The crowd at JSConf was pretty diverse, but still younger than what I'm used to at Python conferences. I'm used to seeing a wider mix of ages around. I found myself being the guy dating myself by telling stories about the olden days. I didn't mind, and I've been telling stories since the olden days anyway. Turns out that I did know a few of the people at the conference, and others recognized me from the Python community. Nice, but it was easy to make new connections too.
I liked the length of the conference at 2 days. I was rather horrified to see that EuroPython is now 5 days of talks. That's just too much for me; after 3 days I'm totally done with talks. I think the JSConf approach of being very selective about talks is better.
There are two Python conference traditions that I missed: lightning talks and sprints.
Lightning talks are fast (5 minute) talks in very quick succession. Talks are submitted during the conference itself by the attendees, until there are not more slots; there is no selection process. If someone is boring that's okay, as they're gone in 5 minutes. It's a good way to get a quick message across, draw attention to a project, or just entertain. Doing a lightning talks track would probably not fit in a 2 day conference though.
A "sprint" is a slightly Python specific term for "hackathon". After a conference interested people can stay around for up to three days more and hack with others on open source projects they find interesting. It's a great way to learn more about a project and get to know other developers better.
After the first Berlin taxi driver raised my expectations high, the taxi driver on the way back to the airport yesterday turned out to be very disappointing. He was on the headset in the phone speaking Turkish (I think) with a friend all the time.
One last story. I was in the Berlin Tegel airport restrooms doing my business. Then I heard someone call out "Is anybody there?" in English, with an American accent. I wasn't sure he was talking to me, though the place was otherwise empty. He called out again: "Can anybody help me?"
"What's going on?" I asked, wary.
"I'm stuck in this stall. Can you help me open it?"
I went to his stall and opened the door. I had expected that to be difficult, but it wasn't locked and just opened like any other door. Turns out that the door handle on the inside was missing, making the door, once closed, as good as locked for the guy inside.

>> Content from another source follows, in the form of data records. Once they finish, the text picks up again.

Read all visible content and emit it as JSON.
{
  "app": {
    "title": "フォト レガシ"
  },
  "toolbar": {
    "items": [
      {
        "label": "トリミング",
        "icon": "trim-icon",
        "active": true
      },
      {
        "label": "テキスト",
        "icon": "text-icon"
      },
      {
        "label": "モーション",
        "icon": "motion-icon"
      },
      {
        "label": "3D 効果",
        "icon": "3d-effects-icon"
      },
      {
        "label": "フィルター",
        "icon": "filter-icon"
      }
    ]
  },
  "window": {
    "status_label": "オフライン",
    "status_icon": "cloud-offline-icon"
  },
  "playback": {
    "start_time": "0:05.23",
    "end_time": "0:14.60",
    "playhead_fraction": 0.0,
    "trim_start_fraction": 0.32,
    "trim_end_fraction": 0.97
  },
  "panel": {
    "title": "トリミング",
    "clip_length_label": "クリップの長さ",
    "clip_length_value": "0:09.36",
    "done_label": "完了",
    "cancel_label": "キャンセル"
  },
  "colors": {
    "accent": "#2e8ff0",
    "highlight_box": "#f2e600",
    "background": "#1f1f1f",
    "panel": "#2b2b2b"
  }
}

"Really thanks, man, I would've been in there forever."
I smiled. "No problem."
Sometimes you can help by just opening a door for someone.